[Element data from apps and pages]
◆ ◆ ◆

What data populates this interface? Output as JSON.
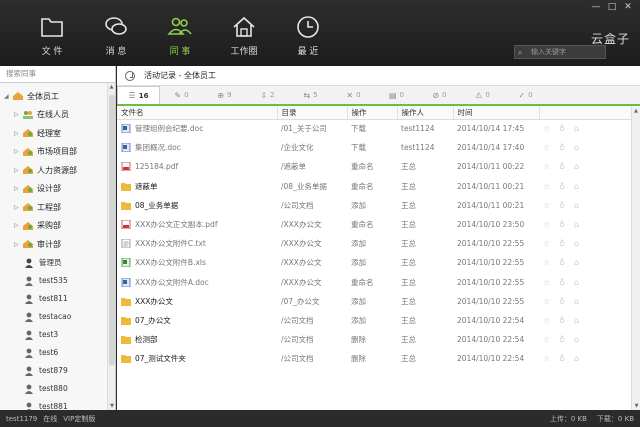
{
  "window": {
    "min": "—",
    "max": "□",
    "close": "✕"
  },
  "nav": [
    {
      "label": "文 件",
      "icon": "folder-icon",
      "active": false
    },
    {
      "label": "消 息",
      "icon": "chat-icon",
      "active": false
    },
    {
      "label": "同 事",
      "icon": "people-icon",
      "active": true
    },
    {
      "label": "工作圈",
      "icon": "house-icon",
      "active": false
    },
    {
      "label": "最 近",
      "icon": "clock-icon",
      "active": false
    }
  ],
  "brand": "云盒子",
  "search_keyword_placeholder": "输入关键字",
  "sidebar": {
    "search_placeholder": "搜索同事",
    "root": "全体员工",
    "depts": [
      "在线人员",
      "经理室",
      "市场项目部",
      "人力资源部",
      "设计部",
      "工程部",
      "采购部",
      "审计部"
    ],
    "people": [
      "管理员",
      "test535",
      "test811",
      "testacao",
      "test3",
      "test6",
      "test879",
      "test880",
      "test881"
    ]
  },
  "breadcrumb": "活动记录 - 全体员工",
  "filters": [
    {
      "glyph": "☰",
      "count": "16",
      "active": true
    },
    {
      "glyph": "✎",
      "count": "0"
    },
    {
      "glyph": "⊕",
      "count": "9"
    },
    {
      "glyph": "⇩",
      "count": "2"
    },
    {
      "glyph": "⇆",
      "count": "5"
    },
    {
      "glyph": "✕",
      "count": "0"
    },
    {
      "glyph": "▤",
      "count": "0"
    },
    {
      "glyph": "⊘",
      "count": "0"
    },
    {
      "glyph": "⚠",
      "count": "0"
    },
    {
      "glyph": "✓",
      "count": "0"
    }
  ],
  "columns": {
    "name": "文件名",
    "dir": "目录",
    "op": "操作",
    "by": "操作人",
    "time": "时间"
  },
  "rows": [
    {
      "type": "doc",
      "name": "管理组例会纪要.doc",
      "dir": "/01_关于公司",
      "op": "下载",
      "by": "test1124",
      "time": "2014/10/14 17:45"
    },
    {
      "type": "doc",
      "name": "集团概况.doc",
      "dir": "/企业文化",
      "op": "下载",
      "by": "test1124",
      "time": "2014/10/14 17:40"
    },
    {
      "type": "pdf",
      "name": "125184.pdf",
      "dir": "/遮蔽单",
      "op": "重命名",
      "by": "王总",
      "time": "2014/10/11 00:22"
    },
    {
      "type": "folder",
      "name": "遮蔽单",
      "dir": "/08_业务单据",
      "op": "重命名",
      "by": "王总",
      "time": "2014/10/11 00:21"
    },
    {
      "type": "folder",
      "name": "08_业务单据",
      "dir": "/公司文档",
      "op": "添加",
      "by": "王总",
      "time": "2014/10/11 00:21"
    },
    {
      "type": "pdf",
      "name": "XXX办公文正文副本.pdf",
      "dir": "/XXX办公文",
      "op": "重命名",
      "by": "王总",
      "time": "2014/10/10 23:50"
    },
    {
      "type": "txt",
      "name": "XXX办公文附件C.txt",
      "dir": "/XXX办公文",
      "op": "添加",
      "by": "王总",
      "time": "2014/10/10 22:55"
    },
    {
      "type": "xls",
      "name": "XXX办公文附件B.xls",
      "dir": "/XXX办公文",
      "op": "添加",
      "by": "王总",
      "time": "2014/10/10 22:55"
    },
    {
      "type": "doc",
      "name": "XXX办公文附件A.doc",
      "dir": "/XXX办公文",
      "op": "重命名",
      "by": "王总",
      "time": "2014/10/10 22:55"
    },
    {
      "type": "folder",
      "name": "XXX办公文",
      "dir": "/07_办公文",
      "op": "添加",
      "by": "王总",
      "time": "2014/10/10 22:55"
    },
    {
      "type": "folder",
      "name": "07_办公文",
      "dir": "/公司文档",
      "op": "添加",
      "by": "王总",
      "time": "2014/10/10 22:54"
    },
    {
      "type": "folder",
      "name": "检测部",
      "dir": "/公司文档",
      "op": "删除",
      "by": "王总",
      "time": "2014/10/10 22:54"
    },
    {
      "type": "folder",
      "name": "07_测试文件夹",
      "dir": "/公司文档",
      "op": "删除",
      "by": "王总",
      "time": "2014/10/10 22:54"
    }
  ],
  "status": {
    "user": "test1179",
    "state": "在线",
    "edition": "VIP定制版",
    "upload": "上传：0 KB",
    "download": "下载：0 KB"
  }
}
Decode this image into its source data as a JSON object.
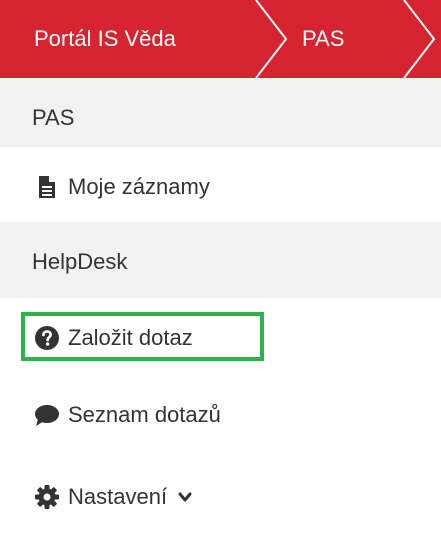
{
  "breadcrumb": {
    "items": [
      {
        "label": "Portál IS Věda"
      },
      {
        "label": "PAS"
      }
    ],
    "bar_color": "#d5242f"
  },
  "menu": {
    "section_pas": {
      "label": "PAS"
    },
    "moje_zaznamy": {
      "label": "Moje záznamy",
      "icon": "file-icon"
    },
    "section_helpdesk": {
      "label": "HelpDesk"
    },
    "zalozit_dotaz": {
      "label": "Založit dotaz",
      "icon": "question-circle-icon",
      "highlighted": true,
      "highlight_color": "#2db34a"
    },
    "seznam_dotazu": {
      "label": "Seznam dotazů",
      "icon": "comment-icon"
    },
    "nastaveni": {
      "label": "Nastavení",
      "icon": "gear-icon",
      "dropdown": "chevron-down-icon"
    }
  }
}
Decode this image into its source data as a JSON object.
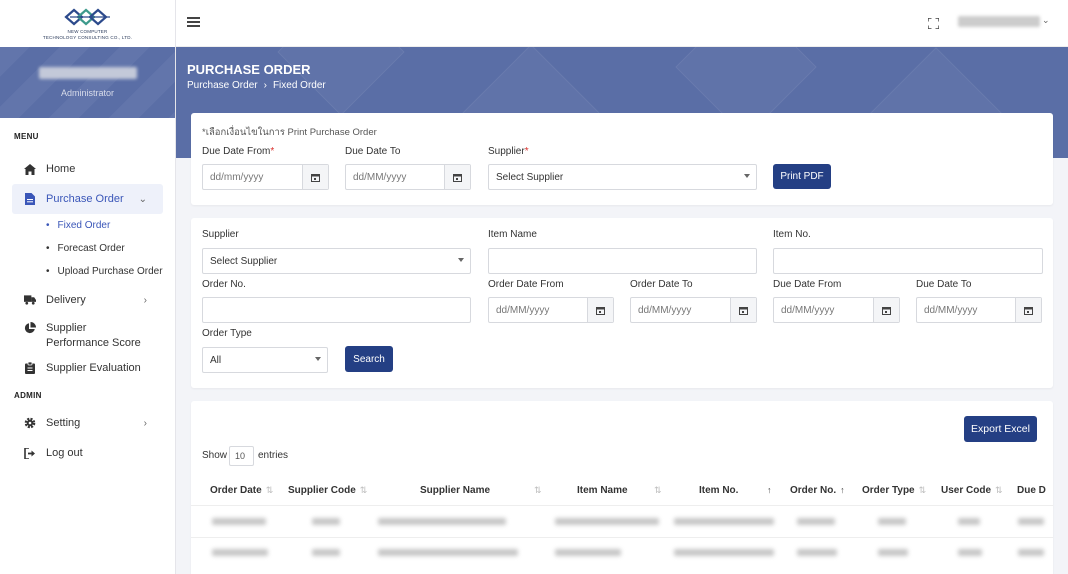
{
  "brand": {
    "line1": "NEW COMPUTER",
    "line2": "TECHNOLOGY CONSULTING CO., LTD."
  },
  "profile": {
    "role": "Administrator"
  },
  "sidebar": {
    "menu_heading": "MENU",
    "admin_heading": "ADMIN",
    "items": {
      "home": "Home",
      "purchase_order": "Purchase Order",
      "fixed_order": "Fixed Order",
      "forecast_order": "Forecast Order",
      "upload_po": "Upload Purchase Order",
      "delivery": "Delivery",
      "supplier_performance": "Supplier Performance Score",
      "supplier_evaluation": "Supplier Evaluation",
      "setting": "Setting",
      "logout": "Log out"
    }
  },
  "header": {
    "title": "PURCHASE ORDER",
    "breadcrumb": [
      "Purchase Order",
      "Fixed Order"
    ]
  },
  "print_form": {
    "note": "*เลือกเงื่อนไขในการ Print Purchase Order",
    "due_from_label": "Due Date From",
    "due_to_label": "Due Date To",
    "supplier_label": "Supplier",
    "due_from_placeholder": "dd/mm/yyyy",
    "due_to_placeholder": "dd/MM/yyyy",
    "supplier_value": "Select Supplier",
    "print_button": "Print PDF"
  },
  "search_form": {
    "supplier_label": "Supplier",
    "supplier_value": "Select Supplier",
    "item_name_label": "Item Name",
    "item_no_label": "Item No.",
    "order_no_label": "Order No.",
    "order_date_from_label": "Order Date From",
    "order_date_to_label": "Order Date To",
    "due_date_from_label": "Due Date From",
    "due_date_to_label": "Due Date To",
    "date_placeholder": "dd/MM/yyyy",
    "order_type_label": "Order Type",
    "order_type_value": "All",
    "search_button": "Search"
  },
  "table": {
    "export_button": "Export Excel",
    "show_label": "Show",
    "entries_value": "10",
    "entries_label": "entries",
    "columns": [
      "Order Date",
      "Supplier Code",
      "Supplier Name",
      "Item Name",
      "Item No.",
      "Order No.",
      "Order Type",
      "User Code",
      "Due D"
    ]
  },
  "colors": {
    "banner": "#5a6ea6",
    "primary_button": "#243f84",
    "active_nav": "#3a56b8",
    "required": "#d9302c"
  }
}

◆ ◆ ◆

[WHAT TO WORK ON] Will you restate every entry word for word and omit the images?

[SOLUTION FOR THIS TASK]
What data populates this interface? Output as JSON.
{
  "window": {
    "min": "—",
    "max": "□",
    "close": "✕"
  },
  "nav": [
    {
      "label": "文 件",
      "icon": "folder-icon",
      "active": false
    },
    {
      "label": "消 息",
      "icon": "chat-icon",
      "active": false
    },
    {
      "label": "同 事",
      "icon": "people-icon",
      "active": true
    },
    {
      "label": "工作圈",
      "icon": "house-icon",
      "active": false
    },
    {
      "label": "最 近",
      "icon": "clock-icon",
      "active": false
    }
  ],
  "brand": "云盒子",
  "search_keyword_placeholder": "输入关键字",
  "sidebar": {
    "search_placeholder": "搜索同事",
    "root": "全体员工",
    "depts": [
      "在线人员",
      "经理室",
      "市场项目部",
      "人力资源部",
      "设计部",
      "工程部",
      "采购部",
      "审计部"
    ],
    "people": [
      "管理员",
      "test535",
      "test811",
      "testacao",
      "test3",
      "test6",
      "test879",
      "test880",
      "test881"
    ]
  },
  "breadcrumb": "活动记录 - 全体员工",
  "filters": [
    {
      "glyph": "☰",
      "count": "16",
      "active": true
    },
    {
      "glyph": "✎",
      "count": "0"
    },
    {
      "glyph": "⊕",
      "count": "9"
    },
    {
      "glyph": "⇩",
      "count": "2"
    },
    {
      "glyph": "⇆",
      "count": "5"
    },
    {
      "glyph": "✕",
      "count": "0"
    },
    {
      "glyph": "▤",
      "count": "0"
    },
    {
      "glyph": "⊘",
      "count": "0"
    },
    {
      "glyph": "⚠",
      "count": "0"
    },
    {
      "glyph": "✓",
      "count": "0"
    }
  ],
  "columns": {
    "name": "文件名",
    "dir": "目录",
    "op": "操作",
    "by": "操作人",
    "time": "时间"
  },
  "rows": [
    {
      "type": "doc",
      "name": "管理组例会纪要.doc",
      "dir": "/01_关于公司",
      "op": "下载",
      "by": "test1124",
      "time": "2014/10/14 17:45"
    },
    {
      "type": "doc",
      "name": "集团概况.doc",
      "dir": "/企业文化",
      "op": "下载",
      "by": "test1124",
      "time": "2014/10/14 17:40"
    },
    {
      "type": "pdf",
      "name": "125184.pdf",
      "dir": "/遮蔽单",
      "op": "重命名",
      "by": "王总",
      "time": "2014/10/11 00:22"
    },
    {
      "type": "folder",
      "name": "遮蔽单",
      "dir": "/08_业务单据",
      "op": "重命名",
      "by": "王总",
      "time": "2014/10/11 00:21"
    },
    {
      "type": "folder",
      "name": "08_业务单据",
      "dir": "/公司文档",
      "op": "添加",
      "by": "王总",
      "time": "2014/10/11 00:21"
    },
    {
      "type": "pdf",
      "name": "XXX办公文正文副本.pdf",
      "dir": "/XXX办公文",
      "op": "重命名",
      "by": "王总",
      "time": "2014/10/10 23:50"
    },
    {
      "type": "txt",
      "name": "XXX办公文附件C.txt",
      "dir": "/XXX办公文",
      "op": "添加",
      "by": "王总",
      "time": "2014/10/10 22:55"
    },
    {
      "type": "xls",
      "name": "XXX办公文附件B.xls",
      "dir": "/XXX办公文",
      "op": "添加",
      "by": "王总",
      "time": "2014/10/10 22:55"
    },
    {
      "type": "doc",
      "name": "XXX办公文附件A.doc",
      "dir": "/XXX办公文",
      "op": "重命名",
      "by": "王总",
      "time": "2014/10/10 22:55"
    },
    {
      "type": "folder",
      "name": "XXX办公文",
      "dir": "/07_办公文",
      "op": "添加",
      "by": "王总",
      "time": "2014/10/10 22:55"
    },
    {
      "type": "folder",
      "name": "07_办公文",
      "dir": "/公司文档",
      "op": "添加",
      "by": "王总",
      "time": "2014/10/10 22:54"
    },
    {
      "type": "folder",
      "name": "检测部",
      "dir": "/公司文档",
      "op": "删除",
      "by": "王总",
      "time": "2014/10/10 22:54"
    },
    {
      "type": "folder",
      "name": "07_测试文件夹",
      "dir": "/公司文档",
      "op": "删除",
      "by": "王总",
      "time": "2014/10/10 22:54"
    }
  ],
  "status": {
    "user": "test1179",
    "state": "在线",
    "edition": "VIP定制版",
    "upload": "上传：0 KB",
    "download": "下载：0 KB"
  }
}
Decode this image into its source data as a JSON object.
{
  "breadcrumb": {
    "items": [
      {
        "label": "Portál IS Věda"
      },
      {
        "label": "PAS"
      }
    ],
    "bar_color": "#d5242f"
  },
  "menu": {
    "section_pas": {
      "label": "PAS"
    },
    "moje_zaznamy": {
      "label": "Moje záznamy",
      "icon": "file-icon"
    },
    "section_helpdesk": {
      "label": "HelpDesk"
    },
    "zalozit_dotaz": {
      "label": "Založit dotaz",
      "icon": "question-circle-icon",
      "highlighted": true,
      "highlight_color": "#2db34a"
    },
    "seznam_dotazu": {
      "label": "Seznam dotazů",
      "icon": "comment-icon"
    },
    "nastaveni": {
      "label": "Nastavení",
      "icon": "gear-icon",
      "dropdown": "chevron-down-icon"
    }
  }
}
Decode this image into its source data as a JSON object.
{
  "brand": {
    "line1": "NEW COMPUTER",
    "line2": "TECHNOLOGY CONSULTING CO., LTD."
  },
  "profile": {
    "role": "Administrator"
  },
  "sidebar": {
    "menu_heading": "MENU",
    "admin_heading": "ADMIN",
    "items": {
      "home": "Home",
      "purchase_order": "Purchase Order",
      "fixed_order": "Fixed Order",
      "forecast_order": "Forecast Order",
      "upload_po": "Upload Purchase Order",
      "delivery": "Delivery",
      "supplier_performance": "Supplier Performance Score",
      "supplier_evaluation": "Supplier Evaluation",
      "setting": "Setting",
      "logout": "Log out"
    }
  },
  "header": {
    "title": "PURCHASE ORDER",
    "breadcrumb": [
      "Purchase Order",
      "Fixed Order"
    ]
  },
  "print_form": {
    "note": "*เลือกเงื่อนไขในการ Print Purchase Order",
    "due_from_label": "Due Date From",
    "due_to_label": "Due Date To",
    "supplier_label": "Supplier",
    "due_from_placeholder": "dd/mm/yyyy",
    "due_to_placeholder": "dd/MM/yyyy",
    "supplier_value": "Select Supplier",
    "print_button": "Print PDF"
  },
  "search_form": {
    "supplier_label": "Supplier",
    "supplier_value": "Select Supplier",
    "item_name_label": "Item Name",
    "item_no_label": "Item No.",
    "order_no_label": "Order No.",
    "order_date_from_label": "Order Date From",
    "order_date_to_label": "Order Date To",
    "due_date_from_label": "Due Date From",
    "due_date_to_label": "Due Date To",
    "date_placeholder": "dd/MM/yyyy",
    "order_type_label": "Order Type",
    "order_type_value": "All",
    "search_button": "Search"
  },
  "table": {
    "export_button": "Export Excel",
    "show_label": "Show",
    "entries_value": "10",
    "entries_label": "entries",
    "columns": [
      "Order Date",
      "Supplier Code",
      "Supplier Name",
      "Item Name",
      "Item No.",
      "Order No.",
      "Order Type",
      "User Code",
      "Due D"
    ]
  },
  "colors": {
    "banner": "#5a6ea6",
    "primary_button": "#243f84",
    "active_nav": "#3a56b8",
    "required": "#d9302c"
  }
}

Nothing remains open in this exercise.